Thomas Middleton’s play, running in repertory this month with Shakespeare’s “Measure for Measure,” demonstrates the ways in which women negotiate male power structures by cooperating in their own subjection. Bianca (Eva Gemlo) has escaped her wealthy family and eloped with an impoverished suitor, but her happily-ever-after is compromised when she catches the licentious interest of the Duke of Florence. Meanwhile, Isabella (Samantha Fairchild) faces an arranged marriage to a moneyed mooncalf while being groomed for an incestuous relationship with her uncle.
In the middle of this spiderweb sits Livia (Samantha V. Papke), Isabella’s aunt. Papke’s character, an assured and blithely amoral pillar of society, is happy to facilitate the seductions of both women by the Duke and her brother. It’s only when her own sexual misconduct is revealed that she discovers she, too, is subject to the double standards these two men represent.
Director Joseph Papke sets this work in the mid-20th century, and the action plays out on a set designed by Dietrich Poppen to conjure a chessboard. Indeed, the game is a metaphor overarching the entire production, not just in a key scene in which Livia distracts Bianca’s escort with a chess match while the young woman is being raped in another room, but in the hierarchies of power and powerlessness that the various characters represent.

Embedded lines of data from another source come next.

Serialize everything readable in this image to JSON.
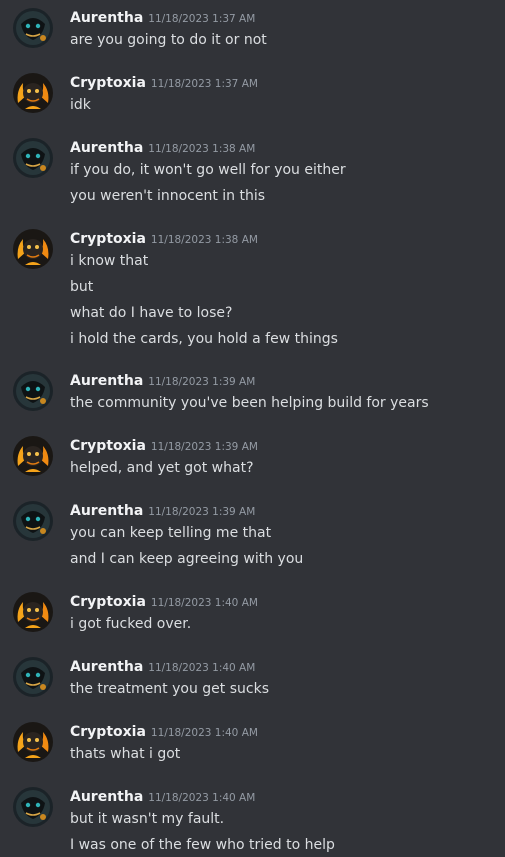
{
  "users": {
    "aurentha": {
      "name": "Aurentha",
      "avatar_icon": "dark-creature-avatar-icon",
      "accent": "#1f6f73"
    },
    "cryptoxia": {
      "name": "Cryptoxia",
      "avatar_icon": "flame-creature-avatar-icon",
      "accent": "#f5a31a"
    }
  },
  "messages": [
    {
      "author": "Aurentha",
      "time": "11/18/2023 1:37 AM",
      "lines": [
        "are you going to do it or not"
      ]
    },
    {
      "author": "Cryptoxia",
      "time": "11/18/2023 1:37 AM",
      "lines": [
        "idk"
      ]
    },
    {
      "author": "Aurentha",
      "time": "11/18/2023 1:38 AM",
      "lines": [
        "if you do, it won't go well for you either",
        "you weren't innocent in this"
      ]
    },
    {
      "author": "Cryptoxia",
      "time": "11/18/2023 1:38 AM",
      "lines": [
        "i know that",
        "but",
        "what do I have to lose?",
        "i hold the cards, you hold a few things"
      ]
    },
    {
      "author": "Aurentha",
      "time": "11/18/2023 1:39 AM",
      "lines": [
        "the community you've been helping build for years"
      ]
    },
    {
      "author": "Cryptoxia",
      "time": "11/18/2023 1:39 AM",
      "lines": [
        "helped, and yet got what?"
      ]
    },
    {
      "author": "Aurentha",
      "time": "11/18/2023 1:39 AM",
      "lines": [
        "you can keep telling me that",
        "and I can keep agreeing with you"
      ]
    },
    {
      "author": "Cryptoxia",
      "time": "11/18/2023 1:40 AM",
      "lines": [
        "i got fucked over."
      ]
    },
    {
      "author": "Aurentha",
      "time": "11/18/2023 1:40 AM",
      "lines": [
        "the treatment you get sucks"
      ]
    },
    {
      "author": "Cryptoxia",
      "time": "11/18/2023 1:40 AM",
      "lines": [
        "thats what i got"
      ]
    },
    {
      "author": "Aurentha",
      "time": "11/18/2023 1:40 AM",
      "lines": [
        "but it wasn't my fault.",
        "I was one of the few who tried to help"
      ]
    }
  ]
}
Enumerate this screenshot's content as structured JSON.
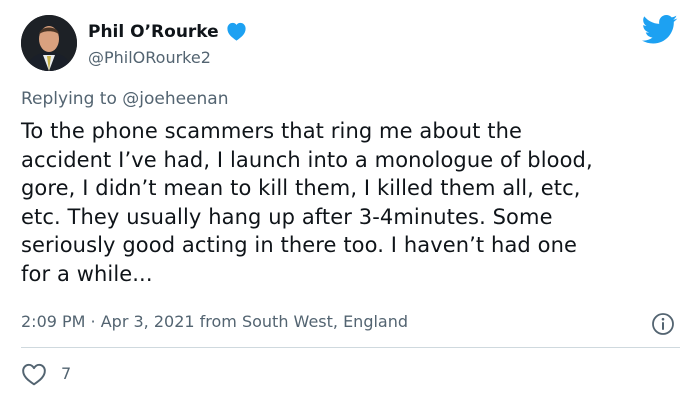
{
  "tweet": {
    "author_name": "Phil O’Rourke",
    "author_handle": "@PhilORourke2",
    "replying_prefix": "Replying to ",
    "replying_to": "@joeheenan",
    "text": "To the phone scammers that ring me about the\naccident I’ve had, I launch into a monologue of blood,\ngore, I didn’t mean to kill them, I killed them all, etc,\netc. They usually hang up after 3-4minutes. Some\nseriously good acting in there too. I haven’t had one\nfor a while...",
    "timestamp": "2:09 PM · Apr 3, 2021 from South West, England",
    "like_count": "7"
  },
  "icons": {
    "verified": "verified-badge-icon",
    "brand": "twitter-bird-icon",
    "info": "info-icon",
    "like": "heart-icon"
  },
  "colors": {
    "brand_blue": "#1da1f2",
    "text_primary": "#0f1419",
    "text_secondary": "#536471",
    "divider": "#cfd9de"
  }
}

Of course, despite this play’s soaring language and its insights into the dynamics of sexual politics, “Women Beware Women” presents obstacles Papke and his cast can’t completely overcome. While Gemlo, Fairchild and Samantha Papke offer compelling portrayals, Middleton’s characters often seem to be mere puppets dancing to the tune of his plot. The tone giddily rockets back and forth between high tragedy and broad farce, the latter embodied by Jacob Hooper as Isabella’s intended. Hooper and his sidekick (the wonderfully loopy Timothy Daly) indulge in a series of ludicrously campy scenes that seem almost surreally irrelevant to the sinister machinations unfolding around them.
None of these challenges begin to match what’s presented by the play’s finale, where nearly every character meets a violent death in uniquely spectacular fashion. The sheer range of required murder weapons tests the production’s means and the audience’s suspension of disbelief.
These hurdles aside, Classical Actors Ensemble must be lauded for bringing this little-known but highly relevant work to life in a solid, vigorous and often chilling production.
Lisa Brock is a Twin Cities theater critic.